» **Try it**
Aside from the pictures, the entries should be given again exactly.
==============================
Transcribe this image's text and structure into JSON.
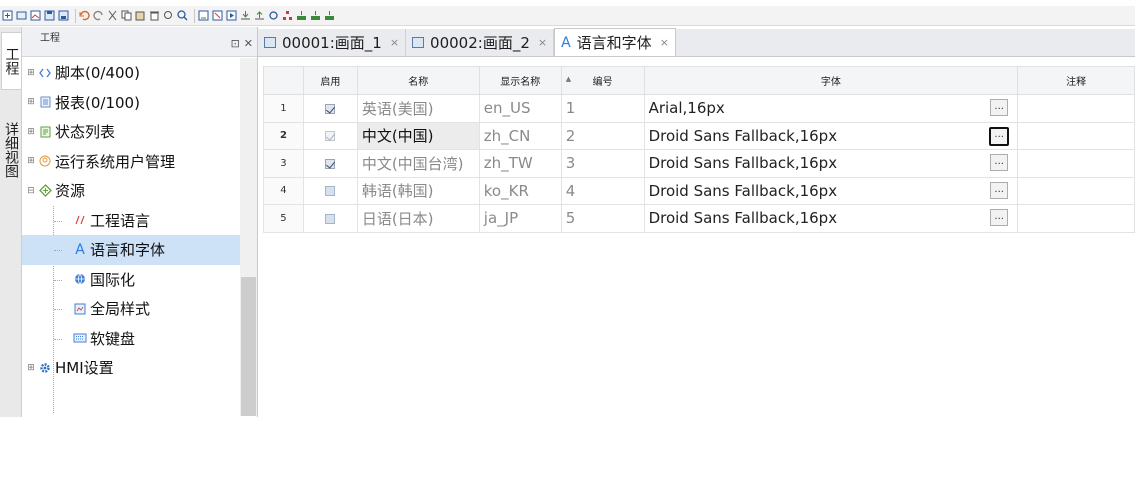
{
  "side_tabs": [
    "工程",
    "详细视图"
  ],
  "project_panel": {
    "title": "工程",
    "pin_glyph": "⊡",
    "close_glyph": "✕",
    "tree": [
      {
        "label": "脚本(0/400)",
        "icon": "script-icon",
        "level": 0,
        "expander": "⊞"
      },
      {
        "label": "报表(0/100)",
        "icon": "report-icon",
        "level": 0,
        "expander": "⊞"
      },
      {
        "label": "状态列表",
        "icon": "status-list-icon",
        "level": 0,
        "expander": "⊞"
      },
      {
        "label": "运行系统用户管理",
        "icon": "user-management-icon",
        "level": 0,
        "expander": "⊞"
      },
      {
        "label": "资源",
        "icon": "resources-icon",
        "level": 0,
        "expander": "⊟"
      },
      {
        "label": "工程语言",
        "icon": "project-language-icon",
        "level": 1
      },
      {
        "label": "语言和字体",
        "icon": "language-font-icon",
        "level": 1,
        "selected": true
      },
      {
        "label": "国际化",
        "icon": "globe-icon",
        "level": 1
      },
      {
        "label": "全局样式",
        "icon": "global-style-icon",
        "level": 1
      },
      {
        "label": "软键盘",
        "icon": "keyboard-icon",
        "level": 1
      },
      {
        "label": "HMI设置",
        "icon": "gear-icon",
        "level": 0,
        "expander": "⊞"
      }
    ]
  },
  "tabs": [
    {
      "label": "00001:画面_1",
      "icon": "screen-icon",
      "close": "×"
    },
    {
      "label": "00002:画面_2",
      "icon": "screen-icon",
      "close": "×"
    },
    {
      "label": "语言和字体",
      "icon": "language-font-icon",
      "close": "×",
      "active": true
    }
  ],
  "grid": {
    "columns": [
      "启用",
      "名称",
      "显示名称",
      "编号",
      "字体",
      "注释"
    ],
    "sort_indicator": "▲",
    "ellipsis": "...",
    "rows": [
      {
        "num": "1",
        "enabled": true,
        "enabled_disabled": false,
        "name": "英语(美国)",
        "display": "en_US",
        "code": "1",
        "font": "Arial,16px",
        "comment": ""
      },
      {
        "num": "2",
        "enabled": true,
        "enabled_disabled": true,
        "name": "中文(中国)",
        "display": "zh_CN",
        "code": "2",
        "font": "Droid Sans Fallback,16px",
        "comment": "",
        "selected": true
      },
      {
        "num": "3",
        "enabled": true,
        "enabled_disabled": false,
        "name": "中文(中国台湾)",
        "display": "zh_TW",
        "code": "3",
        "font": "Droid Sans Fallback,16px",
        "comment": ""
      },
      {
        "num": "4",
        "enabled": false,
        "enabled_disabled": false,
        "name": "韩语(韩国)",
        "display": "ko_KR",
        "code": "4",
        "font": "Droid Sans Fallback,16px",
        "comment": ""
      },
      {
        "num": "5",
        "enabled": false,
        "enabled_disabled": false,
        "name": "日语(日本)",
        "display": "ja_JP",
        "code": "5",
        "font": "Droid Sans Fallback,16px",
        "comment": ""
      }
    ]
  },
  "colors": {
    "accent": "#2a7be4",
    "selection": "#cde1f7",
    "focus_border": "#111111"
  }
}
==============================
» **Response for this exercise**
Transcribe this image's text and structure into JSON.
{
  "side_tabs": [
    "工程",
    "详细视图"
  ],
  "project_panel": {
    "title": "工程",
    "pin_glyph": "⊡",
    "close_glyph": "✕",
    "tree": [
      {
        "label": "脚本(0/400)",
        "icon": "script-icon",
        "level": 0,
        "expander": "⊞"
      },
      {
        "label": "报表(0/100)",
        "icon": "report-icon",
        "level": 0,
        "expander": "⊞"
      },
      {
        "label": "状态列表",
        "icon": "status-list-icon",
        "level": 0,
        "expander": "⊞"
      },
      {
        "label": "运行系统用户管理",
        "icon": "user-management-icon",
        "level": 0,
        "expander": "⊞"
      },
      {
        "label": "资源",
        "icon": "resources-icon",
        "level": 0,
        "expander": "⊟"
      },
      {
        "label": "工程语言",
        "icon": "project-language-icon",
        "level": 1
      },
      {
        "label": "语言和字体",
        "icon": "language-font-icon",
        "level": 1,
        "selected": true
      },
      {
        "label": "国际化",
        "icon": "globe-icon",
        "level": 1
      },
      {
        "label": "全局样式",
        "icon": "global-style-icon",
        "level": 1
      },
      {
        "label": "软键盘",
        "icon": "keyboard-icon",
        "level": 1
      },
      {
        "label": "HMI设置",
        "icon": "gear-icon",
        "level": 0,
        "expander": "⊞"
      }
    ]
  },
  "tabs": [
    {
      "label": "00001:画面_1",
      "icon": "screen-icon",
      "close": "×"
    },
    {
      "label": "00002:画面_2",
      "icon": "screen-icon",
      "close": "×"
    },
    {
      "label": "语言和字体",
      "icon": "language-font-icon",
      "close": "×",
      "active": true
    }
  ],
  "grid": {
    "columns": [
      "启用",
      "名称",
      "显示名称",
      "编号",
      "字体",
      "注释"
    ],
    "sort_indicator": "▲",
    "ellipsis": "...",
    "rows": [
      {
        "num": "1",
        "enabled": true,
        "enabled_disabled": false,
        "name": "英语(美国)",
        "display": "en_US",
        "code": "1",
        "font": "Arial,16px",
        "comment": ""
      },
      {
        "num": "2",
        "enabled": true,
        "enabled_disabled": true,
        "name": "中文(中国)",
        "display": "zh_CN",
        "code": "2",
        "font": "Droid Sans Fallback,16px",
        "comment": "",
        "selected": true
      },
      {
        "num": "3",
        "enabled": true,
        "enabled_disabled": false,
        "name": "中文(中国台湾)",
        "display": "zh_TW",
        "code": "3",
        "font": "Droid Sans Fallback,16px",
        "comment": ""
      },
      {
        "num": "4",
        "enabled": false,
        "enabled_disabled": false,
        "name": "韩语(韩国)",
        "display": "ko_KR",
        "code": "4",
        "font": "Droid Sans Fallback,16px",
        "comment": ""
      },
      {
        "num": "5",
        "enabled": false,
        "enabled_disabled": false,
        "name": "日语(日本)",
        "display": "ja_JP",
        "code": "5",
        "font": "Droid Sans Fallback,16px",
        "comment": ""
      }
    ]
  },
  "colors": {
    "accent": "#2a7be4",
    "selection": "#cde1f7",
    "focus_border": "#111111"
  }
}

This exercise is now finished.